Doing this story called upon Dovere to sum up the foreign policy positions of a politician who’s been in the Senate since 1986, an undertaking of some complexity. And to be sure, McCain has advocated an assertive U.S. foreign policy in his numerous statements and interviews over the years. To wit, Mother Jones last year generated a map: “All the Countries John McCain Has Wanted to Attack.”

That compilation noted that McCain had once said about Iran, “It’s that old Beach Boys song, ‘Bomb Iran’? Bomb bomb bomb. . . .” The riff came in front of a small crowd in 2007, and it drew some chuckles. (See the video below.) Regarding rogue states in general, he said, “I would arm, train, equip, both from without and from within, forces that would eventually overthrow the governments and install free and democratically-elected governments.”

Such positions, argues Rogers, fall short of advocating invasion, which is what happens when American forces roll across the borders of a sovereign country. “I think there’s a common meaning for invading,” says Rogers. After pressing Politico on the “invasion” characterizations, Rogers says the Web site changed the text but maintained that McCain had advocated the “bombing of Iran.” “Apparently they took seriously Sen. McCain’s ‘bomb bomb Iran’ joke from 2007,” notes Rogers in an e-mail.

NewsDiffs, a clever site that tracks changes to the articles of some news organizations, plots the evolution:

First: “That counts the military assistance McCain’s called for to be sent to the Ukrainian and Malian armies and the rebels in Syria, the invasions of North Korea and Iran and the bigger force he would have sent into Libya.”

Second: “That counts the military assistance McCain’s called for to be sent to the Ukrainian and Malian armies and the rebels in Syria, the bombing of Iran, the shooting down of North Korean missiles and the more sustained force he would have sent into Libya.”

And following a second round of complaints from McCain & Co., Politico rested on this formulation.

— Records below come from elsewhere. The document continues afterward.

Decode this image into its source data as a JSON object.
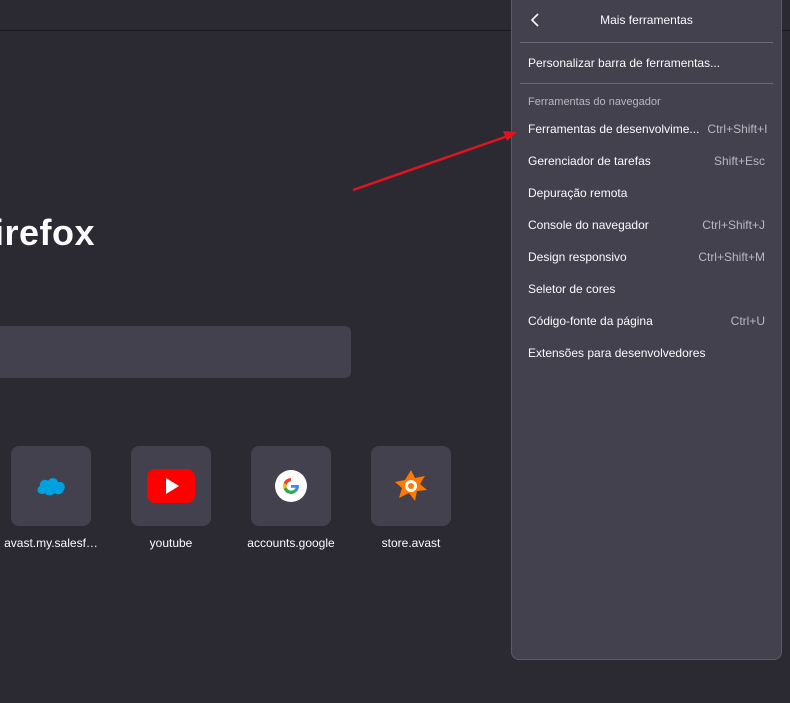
{
  "brand": {
    "text": "irefox"
  },
  "tiles": [
    {
      "label": "avast.my.salesf…",
      "icon": "salesforce-cloud-icon"
    },
    {
      "label": "youtube",
      "icon": "youtube-icon"
    },
    {
      "label": "accounts.google",
      "icon": "google-g-icon"
    },
    {
      "label": "store.avast",
      "icon": "avast-icon"
    }
  ],
  "panel": {
    "title": "Mais ferramentas",
    "customize": "Personalizar barra de ferramentas...",
    "section_title": "Ferramentas do navegador",
    "items": [
      {
        "label": "Ferramentas de desenvolvime...",
        "shortcut": "Ctrl+Shift+I"
      },
      {
        "label": "Gerenciador de tarefas",
        "shortcut": "Shift+Esc"
      },
      {
        "label": "Depuração remota",
        "shortcut": ""
      },
      {
        "label": "Console do navegador",
        "shortcut": "Ctrl+Shift+J"
      },
      {
        "label": "Design responsivo",
        "shortcut": "Ctrl+Shift+M"
      },
      {
        "label": "Seletor de cores",
        "shortcut": ""
      },
      {
        "label": "Código-fonte da página",
        "shortcut": "Ctrl+U"
      },
      {
        "label": "Extensões para desenvolvedores",
        "shortcut": ""
      }
    ]
  },
  "colors": {
    "background": "#2b2a33",
    "panel": "#42414d",
    "annotation_arrow": "#e0141e",
    "youtube_red": "#ff0000",
    "salesforce_blue": "#00a1e0",
    "avast_orange": "#ff7800"
  }
}
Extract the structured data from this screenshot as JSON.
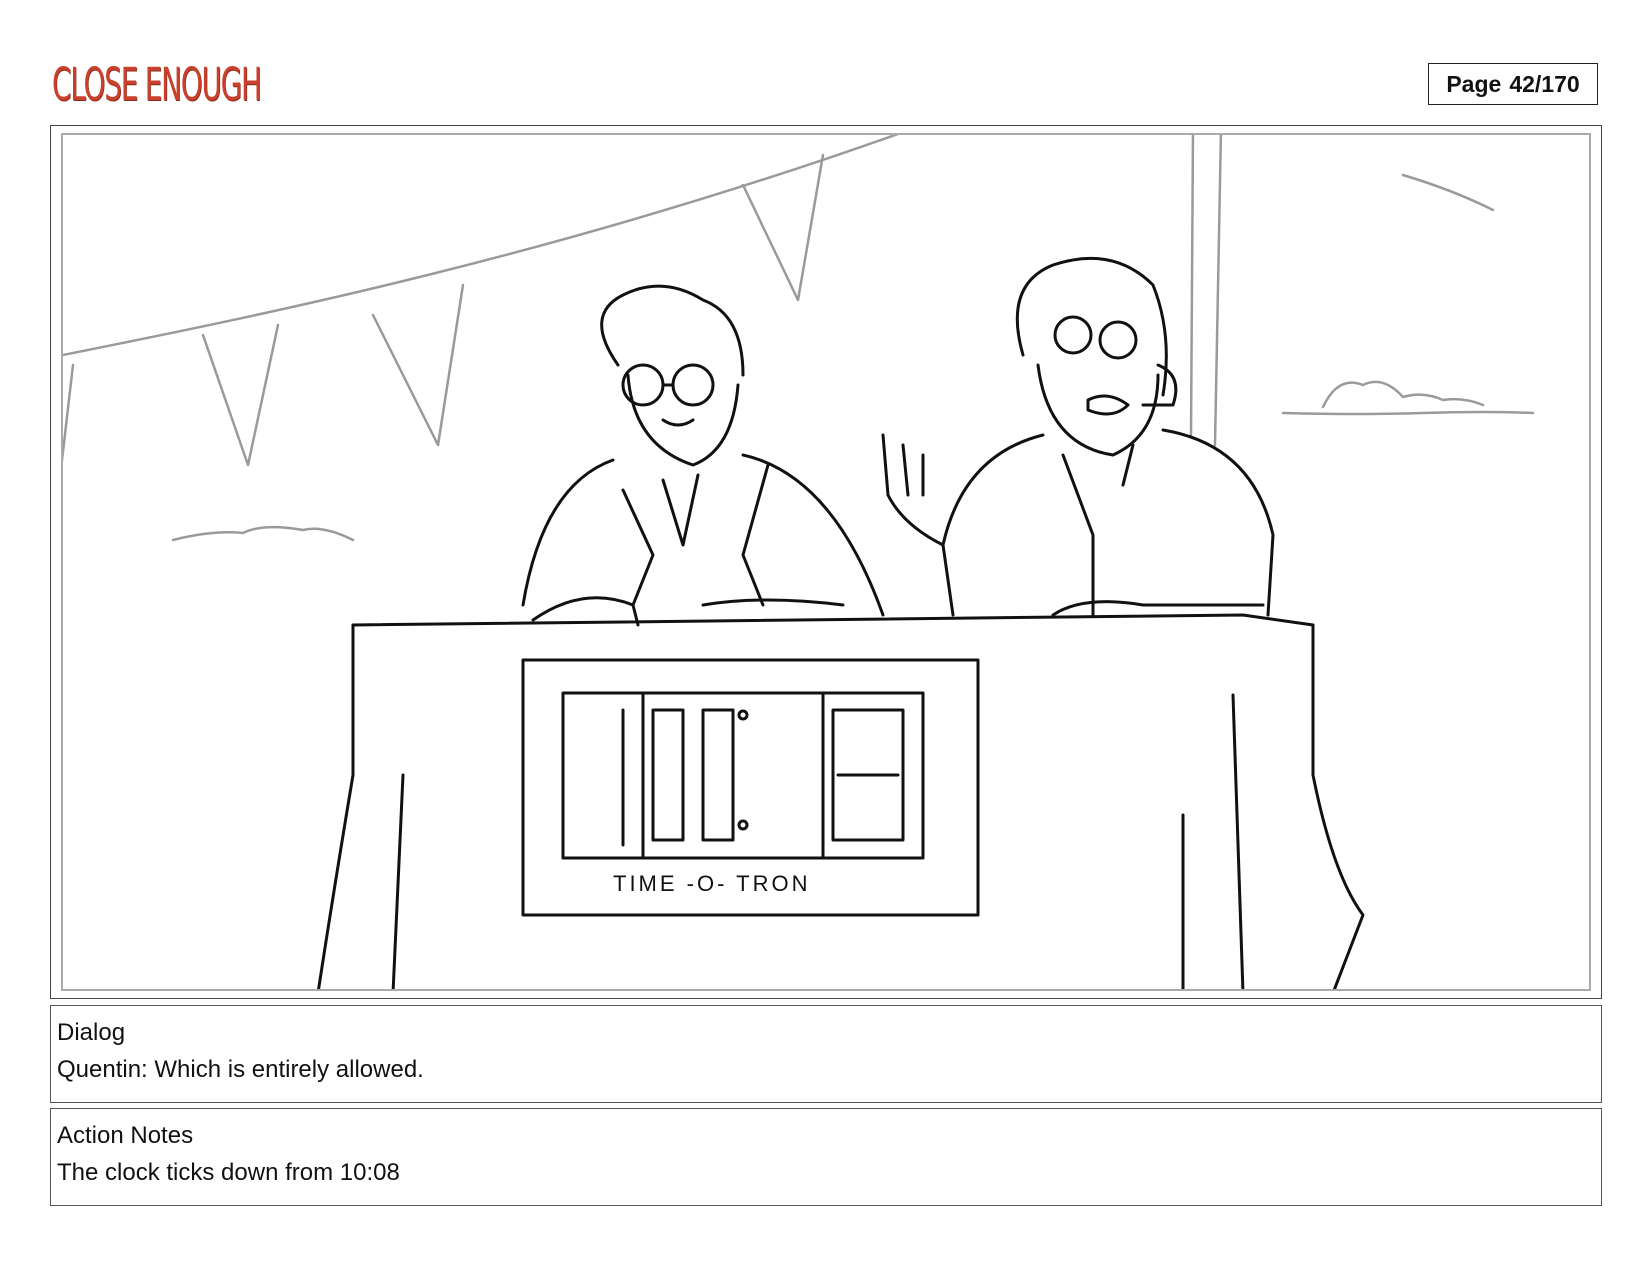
{
  "header": {
    "logo_text": "CLOSE ENOUGH",
    "page_label": "Page",
    "page_number": "42/170"
  },
  "panel": {
    "clock_display": "10:08",
    "clock_caption": "TIME -O- TRON"
  },
  "dialog": {
    "heading": "Dialog",
    "text": "Quentin: Which is entirely allowed."
  },
  "action_notes": {
    "heading": "Action Notes",
    "text": "The clock ticks down from 10:08"
  },
  "colors": {
    "logo": "#c9412c"
  }
}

Third: “That counts the military assistance McCain’s called for to be sent to the Ukrainian and Malian armies and the rebels in Syria, being ready to pull the trigger on Iran, the shooting down of North Korean missiles and the more sustained force he would have sent into Libya.”

“Being ready to pull the trigger” sounds like the sort of U.S. military posture that applies to any country on earth. “I have no idea what that means,” says Rogers. To its credit, Politico has posted a correction on the story noting the changes. Thanks to the two-round battle with McCain’s office, however, the original correction merited a correction.

Here’s the original: “CORRECTION: An earlier version of this article misstated some of the military involvement Sen. John McCain has proposed. He has argued for shooting down North Korean missiles, and bombing Iran.”

And here’s the corrected correction: “CORRECTION: A correction on an earlier version of this article misstated some of the military involvement Sen. John McCain has proposed. He has argued for shooting down North Korean missiles, and being ready to bomb Iran.”

That’s a healthy level of self-disclosure.

Yet Rogers suggests the story shouldn’t even exist, given that it rests on this fulcrum:

“No matter the problem, McCain’s only answer is unilateral war,” said an administration official. “Every play comes from the same playbook that got us mired in Iraq. No diplomacy, no allies, no plan to pay for it, and no influence to get his fellow Republicans to agree.

“It’s amazing that his words aren’t scrutinized, because he’s proposing to have America at war and in proxy wars in 10 countries simultaneously,” the official said.

That’s an awful deployment of anonymity, and it comes from an organization that knows better.

Politico didn’t respond to a request for comment.

Erik Wemple writes the Erik Wemple blog, where he reports and opines on media organizations of all sorts.